Speech Voorzitter Benoit Mottrie – 24/04/2017, 20.00 uur.
In 1862, the City of Ieper decided to demolish the old Menin Gate, which had stood at this spot since medieval times. It was also decided that two stone lions – which had been removed from the ceremonial staircase leading to the Cloth Hall – should also be given a new home at this opening in the ramparts.
It was there that they still stood when war came to Ieper in 1914. During the next four years, thousands of soldiers, Australian and many other nationalities passed the lions on their way to the front.
For many, it was one of the last things they saw before meeting their destiny in the muddy battlefields of the Ieper Salient.
It has often been said of these soldiers that they, too, were like lions: lion-like in their courage, lion-hearted in their willingness to sacrifice their lives for what they believed to be a just cause. It is this courage and this sacrifice that we remember each evening in the Last Post Ceremony, tonight for the 30,655th time.
Tijdens de Groote Oorlog stonden de twee stenen leeuwen bij de doorgang in de vestingen ter hoogte van de Menenpoort. Talloze soldaten passeerden deze leeuwen op weg naar de slagvelden. Voor velen was het één van de laatste dingen die ze ooit zagen, want bijna twee honderd duizenden keerden nooit meer terug.
Er zijn meerdere raakvlakken tussen de leeuwen en de soldaten : ze vochten met de legendarische dapperheid van leeuwen en waren bereid hun edelmoedig leeuwenhart op te offeren om onze vrijheden te verdedigen. Het is deze moed en dit offer dat wij iedere avond tijdens de Last Post herinneren, vanavond voor de 30.655ste maal.
So we are honoured to see the Menin Gate lions back in their place, so that they can once again remind us of what we have lost, of what we share and of the debt we owe to these who paid the ultimate price to ensure that we might live in freedom.
We are grateful to the Australian War Memorial and the Government of Australia for making this historic occasion possible. It is a fitting tribute to the almost thirteen thousand Australian soldiers who died in Belgium during the Great War, and a reminder to the many Australian visitors who will attend our daily ceremony.
Of course, we will be sorry to see the lions go in November, when they return to Canberra, where they have found their second home since 1936. But even when they are no longer here, the spirit that they embody will remain with us, just as the spirit embodied by the soldiers of the Great War, whose names are engraved on the walls behind me.

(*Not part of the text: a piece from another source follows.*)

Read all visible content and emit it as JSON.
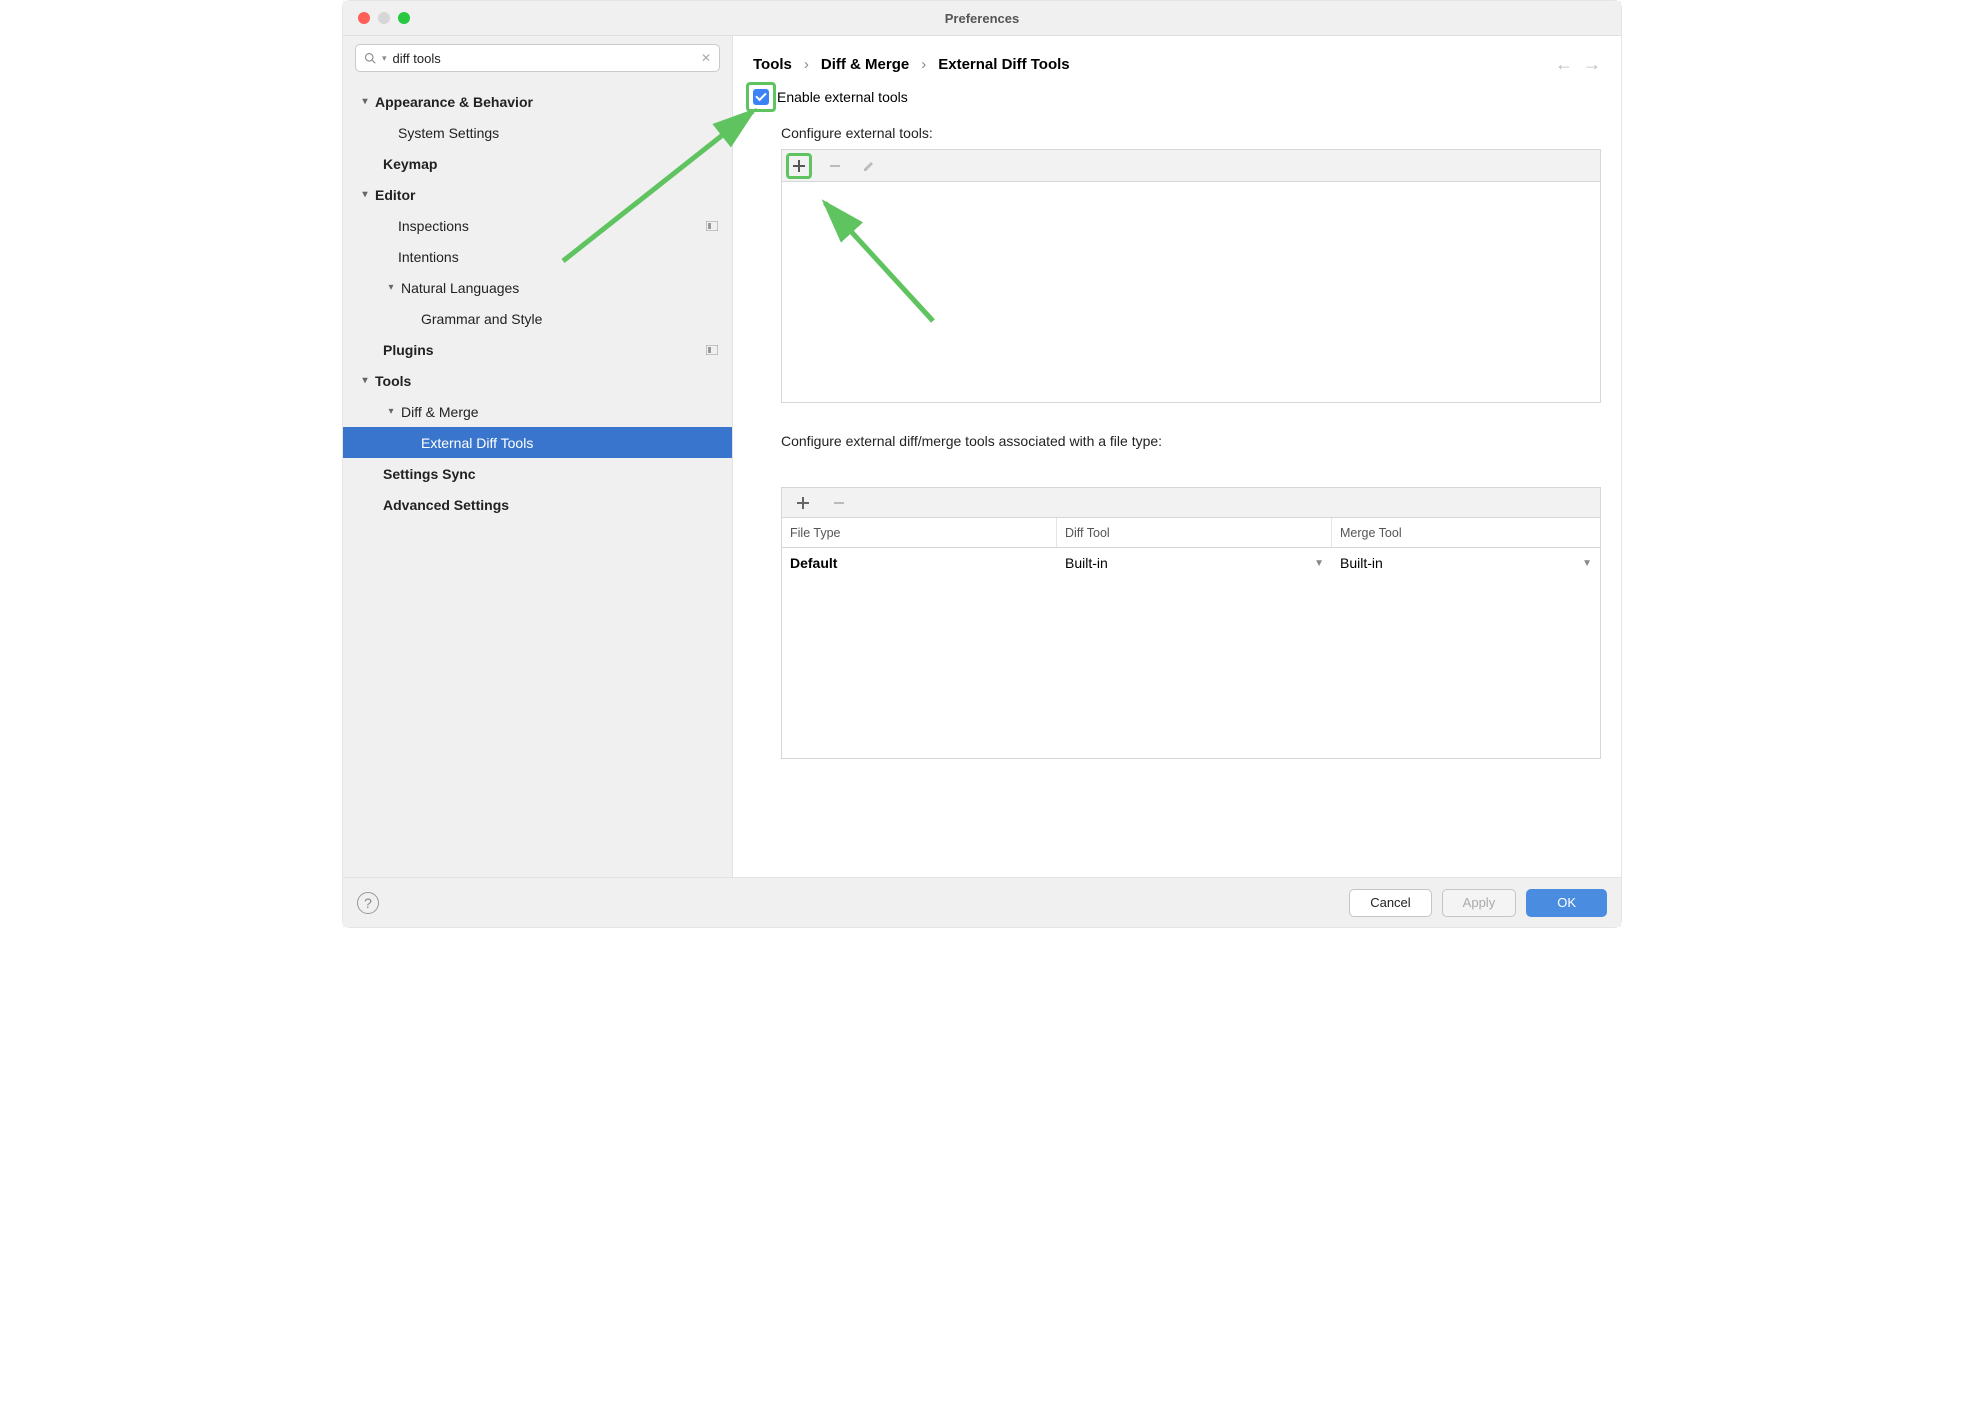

This all underlines our common history that has made us what we are today, a history of which we all can rightly be proud. As proud as lions.